Lam’s office did not respond to Tsang’s remarks.

Tsang, meanwhile, said he was proud that Hong Kong was again ranked the world’s freest economy by the US Heritage Foundation earlier this week, with full marks for fiscal health.

“This reflects that maintenance of an ample government reserve has given a lot of confidence to international organisations and investors,” he said.

All chief executive hopefuls need 150 nominations from the 1,194-member Election Committee in order to secure their candidacy for the March 26 election. They will then need to secure 601 votes to win on the day.

So far, 41 pan-democratic Election Committee members – from various sectors and the Democracy Party – have announced their intention to nominate Tsang for official candidacy.

Lam, seen as Beijing’s preferred choice, is expected to bag 300 to 400 nominations, all of which are from the pro-establishment camp.

Fellow candidate Regina Ip Lau Suk-yee has meanwhile appealed to the pan-democrats for support, saying the pro-Beijing camp was “under pressure” not to back her.

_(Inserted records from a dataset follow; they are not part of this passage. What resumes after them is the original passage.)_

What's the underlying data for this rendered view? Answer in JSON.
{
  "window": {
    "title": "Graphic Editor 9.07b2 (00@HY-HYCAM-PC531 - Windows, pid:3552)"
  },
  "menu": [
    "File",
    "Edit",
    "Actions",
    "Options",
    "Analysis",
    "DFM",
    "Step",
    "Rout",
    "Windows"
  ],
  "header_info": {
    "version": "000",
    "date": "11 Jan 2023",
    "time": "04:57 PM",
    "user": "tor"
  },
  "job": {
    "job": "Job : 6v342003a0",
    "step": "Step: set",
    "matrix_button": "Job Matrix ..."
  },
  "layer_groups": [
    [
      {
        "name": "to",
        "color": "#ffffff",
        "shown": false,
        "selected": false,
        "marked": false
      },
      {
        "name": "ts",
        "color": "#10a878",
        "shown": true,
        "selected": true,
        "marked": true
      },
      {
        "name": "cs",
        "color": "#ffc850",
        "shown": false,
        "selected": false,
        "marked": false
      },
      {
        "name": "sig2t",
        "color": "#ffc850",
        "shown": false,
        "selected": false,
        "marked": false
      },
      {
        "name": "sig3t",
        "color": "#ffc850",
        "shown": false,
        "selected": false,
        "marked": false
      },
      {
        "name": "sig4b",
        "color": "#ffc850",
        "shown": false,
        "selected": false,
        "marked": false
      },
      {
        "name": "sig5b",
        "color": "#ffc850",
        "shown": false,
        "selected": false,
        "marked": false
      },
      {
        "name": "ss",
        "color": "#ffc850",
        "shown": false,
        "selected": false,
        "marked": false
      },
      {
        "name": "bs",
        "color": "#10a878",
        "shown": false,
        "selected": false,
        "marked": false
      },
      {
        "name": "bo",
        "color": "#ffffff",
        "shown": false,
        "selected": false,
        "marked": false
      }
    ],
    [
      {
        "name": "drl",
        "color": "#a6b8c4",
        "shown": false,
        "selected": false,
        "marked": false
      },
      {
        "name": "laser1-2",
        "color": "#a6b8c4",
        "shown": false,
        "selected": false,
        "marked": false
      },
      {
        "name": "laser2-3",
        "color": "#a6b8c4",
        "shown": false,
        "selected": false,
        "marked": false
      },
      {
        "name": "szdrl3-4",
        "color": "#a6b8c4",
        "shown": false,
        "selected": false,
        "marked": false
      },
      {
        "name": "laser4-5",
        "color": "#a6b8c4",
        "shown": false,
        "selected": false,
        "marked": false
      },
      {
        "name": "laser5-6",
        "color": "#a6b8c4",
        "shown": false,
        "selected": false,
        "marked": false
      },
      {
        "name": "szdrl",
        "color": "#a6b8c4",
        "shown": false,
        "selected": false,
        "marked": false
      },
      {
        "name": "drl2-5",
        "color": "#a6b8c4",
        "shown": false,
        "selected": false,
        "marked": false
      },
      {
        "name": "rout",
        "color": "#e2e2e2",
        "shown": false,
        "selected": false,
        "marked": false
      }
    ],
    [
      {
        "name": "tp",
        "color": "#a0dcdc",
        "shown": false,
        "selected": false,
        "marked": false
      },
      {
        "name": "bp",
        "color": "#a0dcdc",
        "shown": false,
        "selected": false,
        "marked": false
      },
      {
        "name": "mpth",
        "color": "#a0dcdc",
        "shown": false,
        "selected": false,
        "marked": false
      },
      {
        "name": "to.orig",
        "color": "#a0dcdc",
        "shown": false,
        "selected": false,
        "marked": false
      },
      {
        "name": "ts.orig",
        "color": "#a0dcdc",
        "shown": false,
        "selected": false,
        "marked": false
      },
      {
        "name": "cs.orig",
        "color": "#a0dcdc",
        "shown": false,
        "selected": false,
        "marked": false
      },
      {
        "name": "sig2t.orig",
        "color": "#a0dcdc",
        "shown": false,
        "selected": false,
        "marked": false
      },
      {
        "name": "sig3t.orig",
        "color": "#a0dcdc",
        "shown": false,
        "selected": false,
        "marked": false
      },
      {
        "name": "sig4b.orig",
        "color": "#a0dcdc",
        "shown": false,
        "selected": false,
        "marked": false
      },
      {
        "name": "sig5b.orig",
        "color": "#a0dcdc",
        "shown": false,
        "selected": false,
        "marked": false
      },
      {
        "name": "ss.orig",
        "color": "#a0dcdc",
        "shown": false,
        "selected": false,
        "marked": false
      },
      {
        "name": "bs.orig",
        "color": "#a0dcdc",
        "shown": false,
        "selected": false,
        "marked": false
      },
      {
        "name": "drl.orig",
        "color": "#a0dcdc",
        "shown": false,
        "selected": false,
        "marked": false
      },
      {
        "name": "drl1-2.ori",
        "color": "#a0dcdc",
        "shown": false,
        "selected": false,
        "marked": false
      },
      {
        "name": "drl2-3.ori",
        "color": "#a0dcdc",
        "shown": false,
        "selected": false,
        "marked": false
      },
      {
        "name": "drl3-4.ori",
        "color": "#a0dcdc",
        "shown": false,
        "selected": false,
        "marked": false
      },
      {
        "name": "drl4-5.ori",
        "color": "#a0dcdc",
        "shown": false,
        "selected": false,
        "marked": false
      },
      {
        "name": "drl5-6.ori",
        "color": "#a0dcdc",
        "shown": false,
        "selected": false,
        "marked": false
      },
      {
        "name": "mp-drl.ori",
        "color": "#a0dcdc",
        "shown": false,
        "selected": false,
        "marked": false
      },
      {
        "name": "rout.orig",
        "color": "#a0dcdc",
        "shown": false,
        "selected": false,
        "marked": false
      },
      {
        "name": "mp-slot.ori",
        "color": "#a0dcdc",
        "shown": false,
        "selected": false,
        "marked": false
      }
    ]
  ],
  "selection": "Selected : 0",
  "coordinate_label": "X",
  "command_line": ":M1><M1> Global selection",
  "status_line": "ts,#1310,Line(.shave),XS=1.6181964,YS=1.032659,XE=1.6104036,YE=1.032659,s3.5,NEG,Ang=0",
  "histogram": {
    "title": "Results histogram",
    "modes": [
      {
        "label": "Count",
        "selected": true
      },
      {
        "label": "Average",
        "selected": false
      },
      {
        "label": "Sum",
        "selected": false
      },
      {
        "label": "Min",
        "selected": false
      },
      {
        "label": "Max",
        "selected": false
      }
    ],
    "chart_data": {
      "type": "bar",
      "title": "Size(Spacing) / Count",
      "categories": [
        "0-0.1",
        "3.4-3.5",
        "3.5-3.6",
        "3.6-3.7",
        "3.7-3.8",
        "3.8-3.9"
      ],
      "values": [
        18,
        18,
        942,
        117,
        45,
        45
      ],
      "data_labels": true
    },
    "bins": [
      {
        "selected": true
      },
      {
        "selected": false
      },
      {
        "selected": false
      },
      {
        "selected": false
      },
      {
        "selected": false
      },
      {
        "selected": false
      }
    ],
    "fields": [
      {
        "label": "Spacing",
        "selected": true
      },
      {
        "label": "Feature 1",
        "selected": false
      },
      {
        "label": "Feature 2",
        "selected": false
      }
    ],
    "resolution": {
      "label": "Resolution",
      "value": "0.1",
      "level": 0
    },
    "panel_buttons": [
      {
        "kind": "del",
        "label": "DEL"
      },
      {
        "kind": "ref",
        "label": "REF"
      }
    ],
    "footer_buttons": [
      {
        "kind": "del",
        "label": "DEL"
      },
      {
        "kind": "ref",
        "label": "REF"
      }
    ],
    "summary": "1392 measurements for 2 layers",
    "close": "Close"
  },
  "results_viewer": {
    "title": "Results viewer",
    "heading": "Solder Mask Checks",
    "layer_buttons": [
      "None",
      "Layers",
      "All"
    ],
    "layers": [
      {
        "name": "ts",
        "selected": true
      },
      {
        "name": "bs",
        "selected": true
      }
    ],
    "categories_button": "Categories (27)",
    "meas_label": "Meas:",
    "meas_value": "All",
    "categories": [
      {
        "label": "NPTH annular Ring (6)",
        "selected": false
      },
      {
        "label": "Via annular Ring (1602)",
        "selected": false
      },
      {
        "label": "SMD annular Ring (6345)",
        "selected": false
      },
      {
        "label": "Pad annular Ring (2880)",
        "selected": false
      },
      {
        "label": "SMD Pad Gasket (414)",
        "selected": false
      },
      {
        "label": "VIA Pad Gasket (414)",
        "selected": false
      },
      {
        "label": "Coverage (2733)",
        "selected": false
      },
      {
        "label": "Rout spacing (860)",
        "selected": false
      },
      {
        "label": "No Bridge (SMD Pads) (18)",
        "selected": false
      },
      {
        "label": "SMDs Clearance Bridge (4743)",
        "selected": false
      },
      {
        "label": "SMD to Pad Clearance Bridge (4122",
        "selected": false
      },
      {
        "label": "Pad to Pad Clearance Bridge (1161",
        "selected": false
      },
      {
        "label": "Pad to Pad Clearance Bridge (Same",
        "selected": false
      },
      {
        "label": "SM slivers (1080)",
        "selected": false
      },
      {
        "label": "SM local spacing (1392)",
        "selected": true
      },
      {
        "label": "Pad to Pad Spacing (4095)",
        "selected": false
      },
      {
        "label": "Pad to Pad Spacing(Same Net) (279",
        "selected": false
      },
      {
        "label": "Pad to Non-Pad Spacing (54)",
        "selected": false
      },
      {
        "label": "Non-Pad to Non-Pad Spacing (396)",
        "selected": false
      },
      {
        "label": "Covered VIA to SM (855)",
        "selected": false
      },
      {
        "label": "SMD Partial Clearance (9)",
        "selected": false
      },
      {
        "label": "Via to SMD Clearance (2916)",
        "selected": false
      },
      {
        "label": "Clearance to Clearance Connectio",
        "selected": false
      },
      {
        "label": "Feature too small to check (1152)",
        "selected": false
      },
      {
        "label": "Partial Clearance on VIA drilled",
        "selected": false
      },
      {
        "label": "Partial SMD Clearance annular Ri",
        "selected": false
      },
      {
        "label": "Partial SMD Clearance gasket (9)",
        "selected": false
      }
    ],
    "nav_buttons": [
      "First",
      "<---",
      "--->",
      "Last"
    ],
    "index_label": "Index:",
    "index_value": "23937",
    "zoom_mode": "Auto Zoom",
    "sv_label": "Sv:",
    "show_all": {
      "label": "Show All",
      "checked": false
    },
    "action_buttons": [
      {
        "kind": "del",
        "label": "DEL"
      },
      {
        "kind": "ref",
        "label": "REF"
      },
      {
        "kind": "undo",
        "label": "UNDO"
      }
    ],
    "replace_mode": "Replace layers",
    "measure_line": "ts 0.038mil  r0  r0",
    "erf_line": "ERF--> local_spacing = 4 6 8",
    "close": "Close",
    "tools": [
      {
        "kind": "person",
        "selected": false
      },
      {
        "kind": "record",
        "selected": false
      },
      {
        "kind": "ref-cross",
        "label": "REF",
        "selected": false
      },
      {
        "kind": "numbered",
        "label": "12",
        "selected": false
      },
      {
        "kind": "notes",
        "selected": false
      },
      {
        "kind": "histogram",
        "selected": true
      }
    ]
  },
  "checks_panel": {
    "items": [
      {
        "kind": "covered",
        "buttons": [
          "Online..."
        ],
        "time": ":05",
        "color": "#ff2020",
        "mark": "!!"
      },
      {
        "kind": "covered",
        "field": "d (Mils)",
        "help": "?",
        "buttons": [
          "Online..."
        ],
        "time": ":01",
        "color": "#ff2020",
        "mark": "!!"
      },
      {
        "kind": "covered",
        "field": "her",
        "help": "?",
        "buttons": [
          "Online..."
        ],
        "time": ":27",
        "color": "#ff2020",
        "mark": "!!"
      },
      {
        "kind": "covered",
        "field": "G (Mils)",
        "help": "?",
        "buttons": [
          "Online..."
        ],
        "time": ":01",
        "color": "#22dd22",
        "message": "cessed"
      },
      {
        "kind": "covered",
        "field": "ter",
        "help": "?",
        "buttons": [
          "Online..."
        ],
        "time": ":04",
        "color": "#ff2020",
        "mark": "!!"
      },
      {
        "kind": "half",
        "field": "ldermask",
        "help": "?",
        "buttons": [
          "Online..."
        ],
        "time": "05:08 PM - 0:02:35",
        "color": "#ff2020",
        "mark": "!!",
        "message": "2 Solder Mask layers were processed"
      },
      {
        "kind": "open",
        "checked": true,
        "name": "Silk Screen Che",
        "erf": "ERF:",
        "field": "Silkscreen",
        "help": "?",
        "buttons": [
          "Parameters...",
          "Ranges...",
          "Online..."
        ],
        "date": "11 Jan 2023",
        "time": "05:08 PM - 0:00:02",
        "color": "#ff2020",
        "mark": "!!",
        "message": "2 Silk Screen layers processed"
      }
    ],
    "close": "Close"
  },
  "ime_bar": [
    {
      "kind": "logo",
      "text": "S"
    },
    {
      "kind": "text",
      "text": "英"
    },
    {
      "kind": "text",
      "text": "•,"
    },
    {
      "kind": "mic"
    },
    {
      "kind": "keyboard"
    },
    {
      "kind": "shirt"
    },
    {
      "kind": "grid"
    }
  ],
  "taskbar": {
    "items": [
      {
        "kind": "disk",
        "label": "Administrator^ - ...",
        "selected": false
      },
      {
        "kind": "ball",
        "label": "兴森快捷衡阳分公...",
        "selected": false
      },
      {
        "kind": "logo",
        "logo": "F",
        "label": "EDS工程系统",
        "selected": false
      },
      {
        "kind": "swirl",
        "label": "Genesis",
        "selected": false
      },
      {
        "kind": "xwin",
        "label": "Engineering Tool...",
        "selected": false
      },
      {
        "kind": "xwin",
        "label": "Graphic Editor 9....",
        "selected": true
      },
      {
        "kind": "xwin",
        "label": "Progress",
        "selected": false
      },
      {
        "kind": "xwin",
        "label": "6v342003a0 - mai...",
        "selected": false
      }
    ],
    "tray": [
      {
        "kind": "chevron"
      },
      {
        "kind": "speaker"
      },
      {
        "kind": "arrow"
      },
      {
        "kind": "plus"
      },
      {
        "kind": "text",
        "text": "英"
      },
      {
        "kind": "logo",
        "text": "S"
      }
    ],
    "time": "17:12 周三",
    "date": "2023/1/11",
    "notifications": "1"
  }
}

Retired judge Woo Kwok-hing said he had received 11 nominations so far. More pan-democrats are tipped to split their nominations between Woo and Tsang.

Additional reporting by Tony Cheung